  18. 2003 RIA R AND D WORKSHOP

    International Nuclear Information System (INIS)

    OZAKI, S.

    2003-01-01

    The 2003 RIA R and D Workshop was held on August 26-28, 2003 at the Four Points Sheraton Hotel in Bethesda, Maryland. This Workshop was chaired by Satoshi Ozaki of BNL and sponsored by the Nuclear Physics Division of DOE, with the help of Oak Ridge Institute for Science and Education (ORISE). The purpose of this workshop was to understand the present status of R and D efforts for RIA, to evaluate the needs for further R and D, and to identify opportunities for international collaborations. The workshop examined and documented the current pre-conceptual design for RIA, identifying areas where decisions on technical options remain. The status of the current RIA R and D program was documented, recognizing areas where efforts were needed in light of what had been learned. The ongoing and planned R and D activities for operating and planned rare-isotope facilities were presented, enabling the workshop to be a venue to develop coordinated R and D efforts of mutual benefit to U.S. and international efforts. The scientific program for the first day (August 26, 2003) consisted mostly of invited talks presented by major research groups involved in RIA and other RI beam facilities. The talks included those covering: Science of RIA and the RIA Facility Performance Requirements; The Reference RIA Facility Pre-CDR design that was used for the NSAC cost exercise (M. Harrison Sub-Panel) in January 2001; New or latest perspectives on the RIA design at ANL and MSU; and RI Beam facility plans and overview of the R and D activities at overseas laboratories. The second day (August 27, 2003) was devoted to contributed talks on continuing R and D, including that which had been supported by DOE RIA R and D funds. The third day (August 28, 2003) began with open panel discussions in the morning, including further input from participants. The panel members discussed the present status of the RIA planning and R and D needs in a closed session for the rest of the day, and then worked on report

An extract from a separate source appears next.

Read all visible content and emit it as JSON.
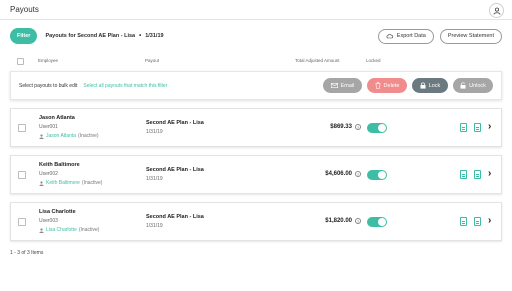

  19. Compulsory Project-Level Involvement and the Use of Program-Level Evaluations: Evaluating the Local Systemic Change for Teacher Enhancement Program

    Science.gov (United States)

    Johnson, Kelli; Weiss, Iris R.

    2011-01-01

    In 1995, the National Science Foundation (NSF) contracted with principal investigator Iris Weiss and an evaluation team at Horizon Research, Inc. (HRI) to conduct a national evaluation of the Local Systemic Change for Teacher Enhancement program (LSC). HRI conducted the core evaluation under a $6.25 million contract with NSF. This program…

  20. 77 FR 12313 - Food Labeling Workshop; Public Workshop

    Science.gov (United States)

    2012-02-29

    ... DEPARTMENT OF HEALTH AND HUMAN SERVICES Food and Drug Administration [Docket No. FDA-2012-N-0001] Food Labeling Workshop; Public Workshop AGENCY: Food and Drug Administration, HHS. ACTION: Notice of... District Office (DALDO), in collaboration with Oklahoma State University (OSU), Robert M. Kerr Food...